In light of my birthday coming up, I’ve been thinking a lot about the basic silliness of even celebrating birthdays. So you were born. So was everyone else who has ever lived. Is it a good excuse to demand that you get your way for a day, that people must make you cakes, give you gifts, sing you songs?
Growing up, birthdays were frustrating. Since mine was “too close to Christmas,” few kids ever could make it to my parties. I often had one girl friend who I wasn’t even particularly close to who could come over for dinner while the rest of my closer friends had some family commitment or play or whatnot.
In college, my birthday was always in the midst of finals. I would give it a solemn nod as it rolled in at midnight and I was still up finishing an essay or studying or practicing for juries.
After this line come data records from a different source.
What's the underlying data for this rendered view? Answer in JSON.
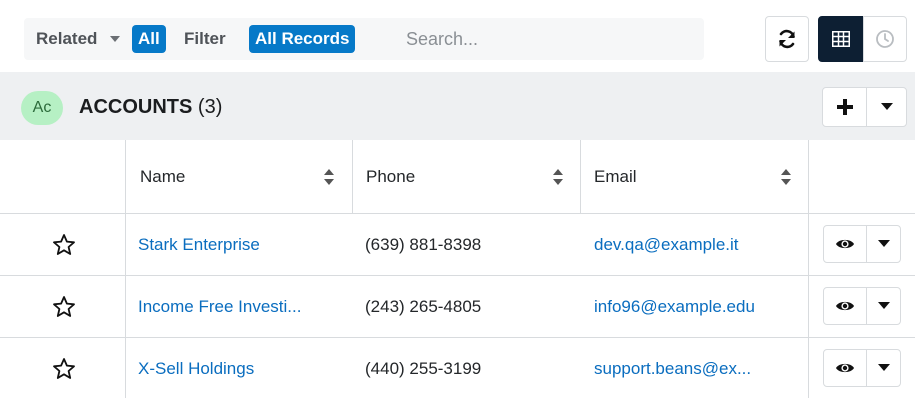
{
  "toolbar": {
    "related_label": "Related",
    "related_value": "All",
    "filter_label": "Filter",
    "filter_value": "All Records",
    "search_placeholder": "Search...",
    "icons": [
      "refresh-icon",
      "list-view-icon",
      "activity-stream-icon"
    ]
  },
  "subpanel": {
    "avatar": "Ac",
    "title": "ACCOUNTS",
    "count": "(3)",
    "icons": [
      "plus-icon",
      "chevron-down-icon"
    ]
  },
  "table": {
    "columns": [
      "Name",
      "Phone",
      "Email"
    ],
    "rows": [
      {
        "name": "Stark Enterprise",
        "phone": "(639) 881-8398",
        "email": "dev.qa@example.it"
      },
      {
        "name": "Income Free Investi...",
        "phone": "(243) 265-4805",
        "email": "info96@example.edu"
      },
      {
        "name": "X-Sell Holdings",
        "phone": "(440) 255-3199",
        "email": "support.beans@ex..."
      }
    ],
    "row_icons": [
      "star-icon",
      "eye-icon",
      "chevron-down-icon"
    ]
  },
  "colors": {
    "accent": "#0679c8",
    "link": "#0a6dbf",
    "panel_bg": "#eef0f2",
    "avatar_bg": "#b6f0c4",
    "active_toggle": "#0d1f33"
  }
}
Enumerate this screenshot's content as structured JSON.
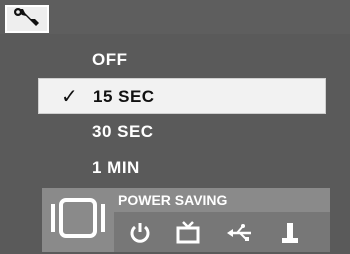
{
  "menu": {
    "items": [
      {
        "label": "OFF",
        "selected": false
      },
      {
        "label": "15 SEC",
        "selected": true
      },
      {
        "label": "30 SEC",
        "selected": false
      },
      {
        "label": "1 MIN",
        "selected": false
      }
    ],
    "check_glyph": "✓"
  },
  "bottom": {
    "section_label": "POWER SAVING",
    "icons": [
      "power-icon",
      "tv-icon",
      "usb-icon",
      "memory-card-icon"
    ],
    "left_icon": "display-mode-icon"
  },
  "header": {
    "settings_icon": "wrench-icon"
  },
  "colors": {
    "background": "#5a5a5a",
    "selected_row": "#f2f2f2",
    "label_bar": "#8a8a8a"
  }
}
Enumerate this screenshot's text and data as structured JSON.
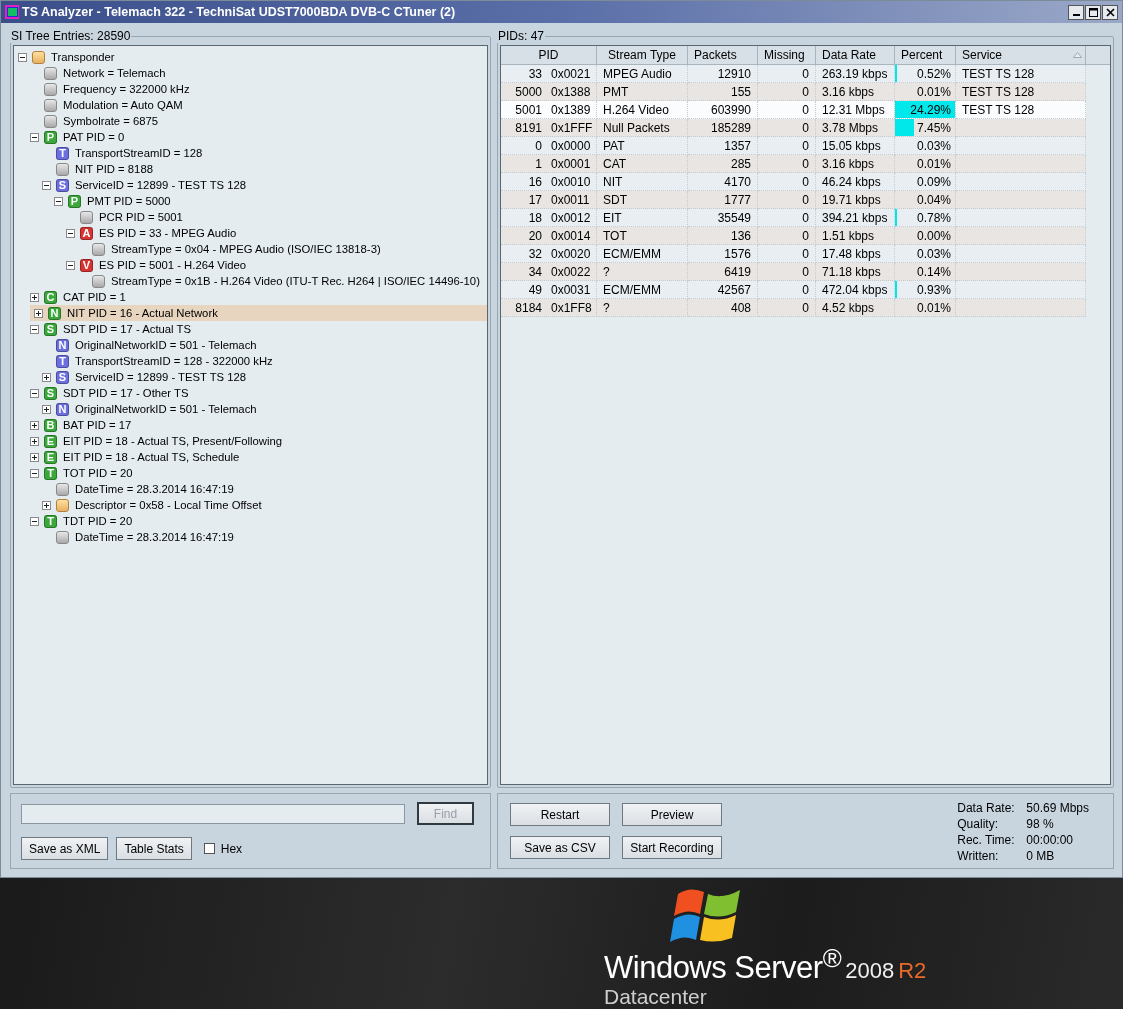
{
  "window": {
    "title": "TS Analyzer - Telemach 322 - TechniSat UDST7000BDA DVB-C CTuner (2)"
  },
  "tree_panel": {
    "title": "SI Tree Entries: 28590",
    "nodes": [
      {
        "label": "Transponder",
        "kind": "folder",
        "expanded": true,
        "selected": false,
        "children": [
          {
            "label": "Network = Telemach",
            "kind": "plain",
            "selected": false
          },
          {
            "label": "Frequency = 322000 kHz",
            "kind": "plain",
            "selected": false
          },
          {
            "label": "Modulation = Auto QAM",
            "kind": "plain",
            "selected": false
          },
          {
            "label": "Symbolrate = 6875",
            "kind": "plain",
            "selected": false
          },
          {
            "label": "PAT PID = 0",
            "kind": "letter",
            "badge": "P",
            "color": "#3aa83a",
            "expanded": true,
            "selected": false,
            "children": [
              {
                "label": "TransportStreamID = 128",
                "kind": "letter",
                "badge": "T",
                "color": "#6b6fe0",
                "selected": false
              },
              {
                "label": "NIT PID = 8188",
                "kind": "plain",
                "selected": false
              },
              {
                "label": "ServiceID = 12899 - TEST TS 128",
                "kind": "letter",
                "badge": "S",
                "color": "#6b6fe0",
                "expanded": true,
                "selected": false,
                "children": [
                  {
                    "label": "PMT PID = 5000",
                    "kind": "letter",
                    "badge": "P",
                    "color": "#3aa83a",
                    "expanded": true,
                    "selected": false,
                    "children": [
                      {
                        "label": "PCR PID = 5001",
                        "kind": "plain",
                        "selected": false
                      },
                      {
                        "label": "ES PID = 33 - MPEG Audio",
                        "kind": "letter",
                        "badge": "A",
                        "color": "#d83434",
                        "expanded": true,
                        "selected": false,
                        "children": [
                          {
                            "label": "StreamType = 0x04 - MPEG Audio (ISO/IEC 13818-3)",
                            "kind": "plain",
                            "selected": false
                          }
                        ]
                      },
                      {
                        "label": "ES PID = 5001 - H.264 Video",
                        "kind": "letter",
                        "badge": "V",
                        "color": "#d83434",
                        "expanded": true,
                        "selected": false,
                        "children": [
                          {
                            "label": "StreamType = 0x1B - H.264 Video (ITU-T Rec. H264 | ISO/IEC 14496-10)",
                            "kind": "plain",
                            "selected": false
                          }
                        ]
                      }
                    ]
                  }
                ]
              }
            ]
          },
          {
            "label": "CAT PID = 1",
            "kind": "letter",
            "badge": "C",
            "color": "#3aa83a",
            "expanded": false,
            "selected": false
          },
          {
            "label": "NIT PID = 16 - Actual Network",
            "kind": "letter",
            "badge": "N",
            "color": "#3aa83a",
            "expanded": false,
            "selected": true
          },
          {
            "label": "SDT PID = 17 - Actual TS",
            "kind": "letter",
            "badge": "S",
            "color": "#3aa83a",
            "expanded": true,
            "selected": false,
            "children": [
              {
                "label": "OriginalNetworkID = 501 - Telemach",
                "kind": "letter",
                "badge": "N",
                "color": "#6b6fe0",
                "selected": false
              },
              {
                "label": "TransportStreamID = 128 - 322000 kHz",
                "kind": "letter",
                "badge": "T",
                "color": "#6b6fe0",
                "selected": false
              },
              {
                "label": "ServiceID = 12899 - TEST TS 128",
                "kind": "letter",
                "badge": "S",
                "color": "#6b6fe0",
                "expanded": false,
                "selected": false
              }
            ]
          },
          {
            "label": "SDT PID = 17 - Other TS",
            "kind": "letter",
            "badge": "S",
            "color": "#3aa83a",
            "expanded": true,
            "selected": false,
            "children": [
              {
                "label": "OriginalNetworkID = 501 - Telemach",
                "kind": "letter",
                "badge": "N",
                "color": "#6b6fe0",
                "expanded": false,
                "selected": false
              }
            ]
          },
          {
            "label": "BAT PID = 17",
            "kind": "letter",
            "badge": "B",
            "color": "#3aa83a",
            "expanded": false,
            "selected": false
          },
          {
            "label": "EIT PID = 18 - Actual TS, Present/Following",
            "kind": "letter",
            "badge": "E",
            "color": "#3aa83a",
            "expanded": false,
            "selected": false
          },
          {
            "label": "EIT PID = 18 - Actual TS, Schedule",
            "kind": "letter",
            "badge": "E",
            "color": "#3aa83a",
            "expanded": false,
            "selected": false
          },
          {
            "label": "TOT PID = 20",
            "kind": "letter",
            "badge": "T",
            "color": "#3aa83a",
            "expanded": true,
            "selected": false,
            "children": [
              {
                "label": "DateTime = 28.3.2014 16:47:19",
                "kind": "plain",
                "selected": false
              },
              {
                "label": "Descriptor = 0x58 - Local Time Offset",
                "kind": "folder",
                "expanded": false,
                "selected": false
              }
            ]
          },
          {
            "label": "TDT PID = 20",
            "kind": "letter",
            "badge": "T",
            "color": "#3aa83a",
            "expanded": true,
            "selected": false,
            "children": [
              {
                "label": "DateTime = 28.3.2014 16:47:19",
                "kind": "plain",
                "selected": false
              }
            ]
          }
        ]
      }
    ]
  },
  "search": {
    "find_button": "Find",
    "find_disabled": true
  },
  "left_buttons": [
    "Save as XML",
    "Table Stats"
  ],
  "hex_checkbox": {
    "label": "Hex",
    "checked": false
  },
  "pid_panel": {
    "title": "PIDs: 47",
    "columns": [
      {
        "label": "PID",
        "sorted": false
      },
      {
        "label": "Stream Type",
        "sorted": false
      },
      {
        "label": "Packets",
        "sorted": false
      },
      {
        "label": "Missing",
        "sorted": false
      },
      {
        "label": "Data Rate",
        "sorted": false
      },
      {
        "label": "Percent",
        "sorted": false
      },
      {
        "label": "Service",
        "sorted": true
      }
    ],
    "rows": [
      {
        "pid": "33",
        "hex": "0x0021",
        "stream_type": "MPEG Audio",
        "packets": "12910",
        "missing": "0",
        "data_rate": "263.19 kbps",
        "percent": "0.52%",
        "level": 0.02,
        "service": "TEST TS 128",
        "selected": false
      },
      {
        "pid": "5000",
        "hex": "0x1388",
        "stream_type": "PMT",
        "packets": "155",
        "missing": "0",
        "data_rate": "3.16 kbps",
        "percent": "0.01%",
        "service": "TEST TS 128",
        "selected": false
      },
      {
        "pid": "5001",
        "hex": "0x1389",
        "stream_type": "H.264 Video",
        "packets": "603990",
        "missing": "0",
        "data_rate": "12.31 Mbps",
        "percent": "24.29%",
        "level": 1,
        "service": "TEST TS 128",
        "selected": true
      },
      {
        "pid": "8191",
        "hex": "0x1FFF",
        "stream_type": "Null Packets",
        "packets": "185289",
        "missing": "0",
        "data_rate": "3.78 Mbps",
        "percent": "7.45%",
        "level": 0.31,
        "selected": false
      },
      {
        "pid": "0",
        "hex": "0x0000",
        "stream_type": "PAT",
        "packets": "1357",
        "missing": "0",
        "data_rate": "15.05 kbps",
        "percent": "0.03%",
        "selected": false
      },
      {
        "pid": "1",
        "hex": "0x0001",
        "stream_type": "CAT",
        "packets": "285",
        "missing": "0",
        "data_rate": "3.16 kbps",
        "percent": "0.01%",
        "selected": false
      },
      {
        "pid": "16",
        "hex": "0x0010",
        "stream_type": "NIT",
        "packets": "4170",
        "missing": "0",
        "data_rate": "46.24 kbps",
        "percent": "0.09%",
        "selected": false
      },
      {
        "pid": "17",
        "hex": "0x0011",
        "stream_type": "SDT",
        "packets": "1777",
        "missing": "0",
        "data_rate": "19.71 kbps",
        "percent": "0.04%",
        "selected": false
      },
      {
        "pid": "18",
        "hex": "0x0012",
        "stream_type": "EIT",
        "packets": "35549",
        "missing": "0",
        "data_rate": "394.21 kbps",
        "percent": "0.78%",
        "level": 0.03,
        "selected": false
      },
      {
        "pid": "20",
        "hex": "0x0014",
        "stream_type": "TOT",
        "packets": "136",
        "missing": "0",
        "data_rate": "1.51 kbps",
        "percent": "0.00%",
        "selected": false
      },
      {
        "pid": "32",
        "hex": "0x0020",
        "stream_type": "ECM/EMM",
        "packets": "1576",
        "missing": "0",
        "data_rate": "17.48 kbps",
        "percent": "0.03%",
        "selected": false
      },
      {
        "pid": "34",
        "hex": "0x0022",
        "stream_type": "?",
        "packets": "6419",
        "missing": "0",
        "data_rate": "71.18 kbps",
        "percent": "0.14%",
        "selected": false
      },
      {
        "pid": "49",
        "hex": "0x0031",
        "stream_type": "ECM/EMM",
        "packets": "42567",
        "missing": "0",
        "data_rate": "472.04 kbps",
        "percent": "0.93%",
        "level": 0.04,
        "selected": false
      },
      {
        "pid": "8184",
        "hex": "0x1FF8",
        "stream_type": "?",
        "packets": "408",
        "missing": "0",
        "data_rate": "4.52 kbps",
        "percent": "0.01%",
        "selected": false
      }
    ]
  },
  "right_buttons": [
    "Restart",
    "Preview",
    "Save as CSV",
    "Start Recording"
  ],
  "stats": [
    {
      "label": "Data Rate:",
      "value": "50.69 Mbps"
    },
    {
      "label": "Quality:",
      "value": "98 %"
    },
    {
      "label": "Rec. Time:",
      "value": "00:00:00"
    },
    {
      "label": "Written:",
      "value": "0 MB"
    }
  ],
  "desktop": {
    "brand": "Windows Server$^{®}$",
    "version": "2008",
    "release": "R2",
    "edition": "Datacenter"
  }
}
And I was usually sick.
I had a lot of bad birthdays. I hated that special attention was given to those days that I always connected with so much misery. Maybe I wouldn’t remember them so much if they weren’t on a day that was supposedly “special.”
Last year I had an appointment just a couple of days before my birthday and the doctor acknowledged that my symptoms suggested that my baby would be born “any day.” I was 24 weeks pregnant at the time. I spent the weekend of my birthday dissolving into tears, not ready for my tiny baby to come right then. He didn’t, of course, but it really shook my already-scarred views of birthdays.
Then my son died on his birthday, a fact that I was already vividly aware would likely take place. After that, it seems like all the demands that come with celebrating birthdays is like rubbing in my face, “I survived my birthday, so I’m better than your kid. Give me stuff.”
This is all very negative and hyperbolic, but I feel a deep aching towards birthdays and can’t see myself yelling at everyone to acknowledge that I’m “special” because I was born so many years ago on this one day.
I received a card in the mail from the director at the library wishing me a “happy birthday.” Not very heartfelt, not much time had been taken to find the card or send it (it was signed with the director’s name as easily as a warrant), which are all of the things I despise about cards. I thought two things as I slipped the card back into its envelope: 1) After two years of working at the library, this is the first time anyone bothered to acknowledge my birthday (we have endless parties and card-signings for select other folks), and 2) how much more meaningful it would have been to me to have received a sympathy card following my son’s death instead of this birthday card.
I guess you could call me the Scrooge of birthdays. I just am not that excited about them, especially the closer my little boy’s birthday gets.